→ What to work on:
Apart from the pictures, every part of the records below gets retyped exactly.

→ Material provided:
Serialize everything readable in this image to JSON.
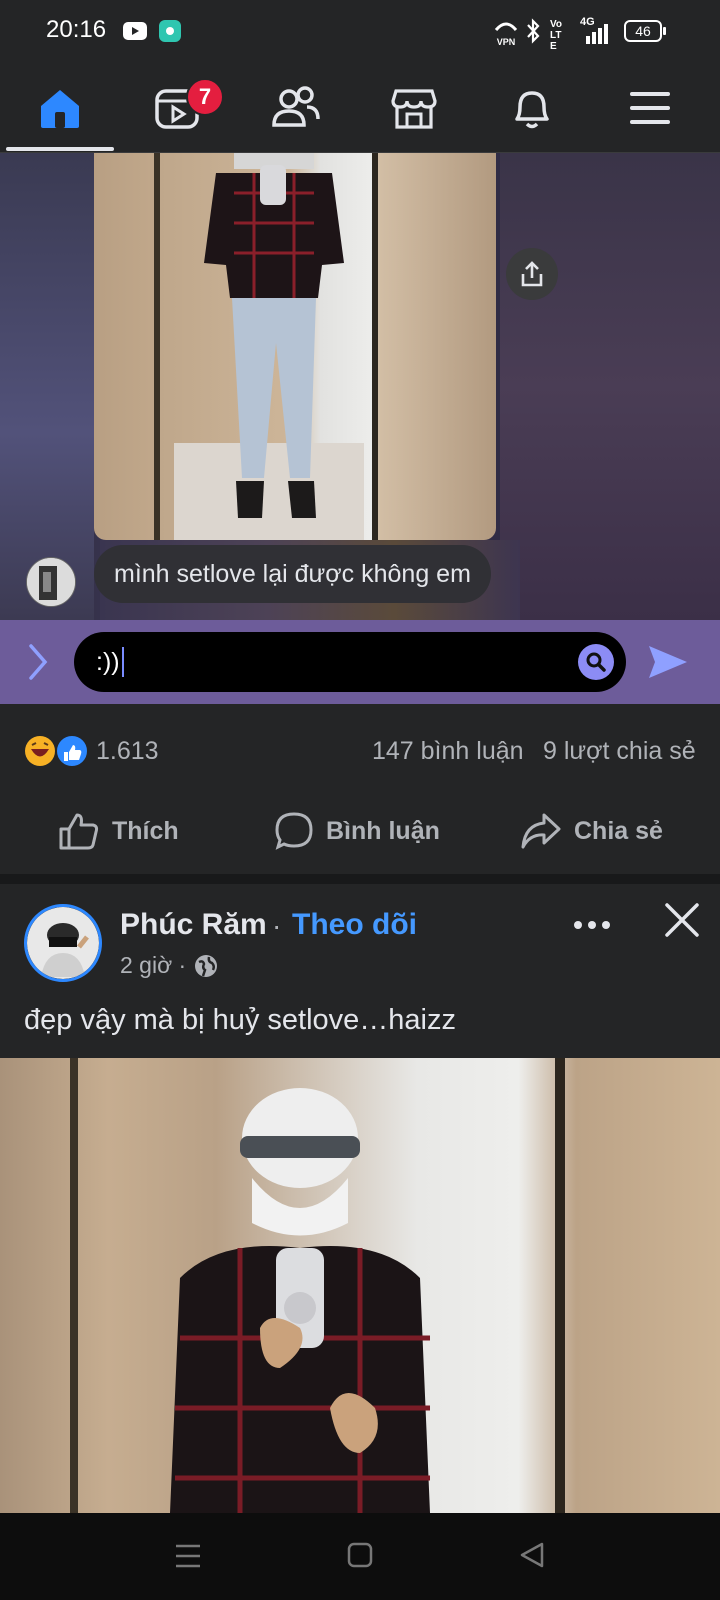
{
  "status_bar": {
    "time": "20:16",
    "icons": [
      "youtube-icon",
      "app-icon",
      "vpn-icon",
      "bluetooth-icon",
      "volte-icon",
      "4g-signal-icon",
      "battery-icon"
    ],
    "vpn_label": "VPN",
    "volte_label": "Vo LTE",
    "network_label": "4G",
    "battery_level": "46"
  },
  "nav": {
    "tabs": [
      "home",
      "watch",
      "friends",
      "marketplace",
      "notifications",
      "menu"
    ],
    "active": "home",
    "watch_badge": "7",
    "accent": "#2d88ff"
  },
  "shared_story": {
    "message": "mình setlove lại được không em"
  },
  "reply": {
    "value": ":))"
  },
  "stats": {
    "reactions_count": "1.613",
    "comments": "147 bình luận",
    "shares": "9 lượt chia sẻ"
  },
  "actions": {
    "like": "Thích",
    "comment": "Bình luận",
    "share": "Chia sẻ"
  },
  "post": {
    "author": "Phúc Răm",
    "separator": "·",
    "follow": "Theo dõi",
    "time": "2 giờ ·",
    "text": "đẹp vậy mà bị huỷ setlove…haizz"
  }
}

→ Result of this exercise:
Serialize everything readable in this image to JSON.
{
  "status_bar": {
    "time": "20:16",
    "icons": [
      "youtube-icon",
      "app-icon",
      "vpn-icon",
      "bluetooth-icon",
      "volte-icon",
      "4g-signal-icon",
      "battery-icon"
    ],
    "vpn_label": "VPN",
    "volte_label": "Vo LTE",
    "network_label": "4G",
    "battery_level": "46"
  },
  "nav": {
    "tabs": [
      "home",
      "watch",
      "friends",
      "marketplace",
      "notifications",
      "menu"
    ],
    "active": "home",
    "watch_badge": "7",
    "accent": "#2d88ff"
  },
  "shared_story": {
    "message": "mình setlove lại được không em"
  },
  "reply": {
    "value": ":))"
  },
  "stats": {
    "reactions_count": "1.613",
    "comments": "147 bình luận",
    "shares": "9 lượt chia sẻ"
  },
  "actions": {
    "like": "Thích",
    "comment": "Bình luận",
    "share": "Chia sẻ"
  },
  "post": {
    "author": "Phúc Răm",
    "separator": "·",
    "follow": "Theo dõi",
    "time": "2 giờ ·",
    "text": "đẹp vậy mà bị huỷ setlove…haizz"
  }
}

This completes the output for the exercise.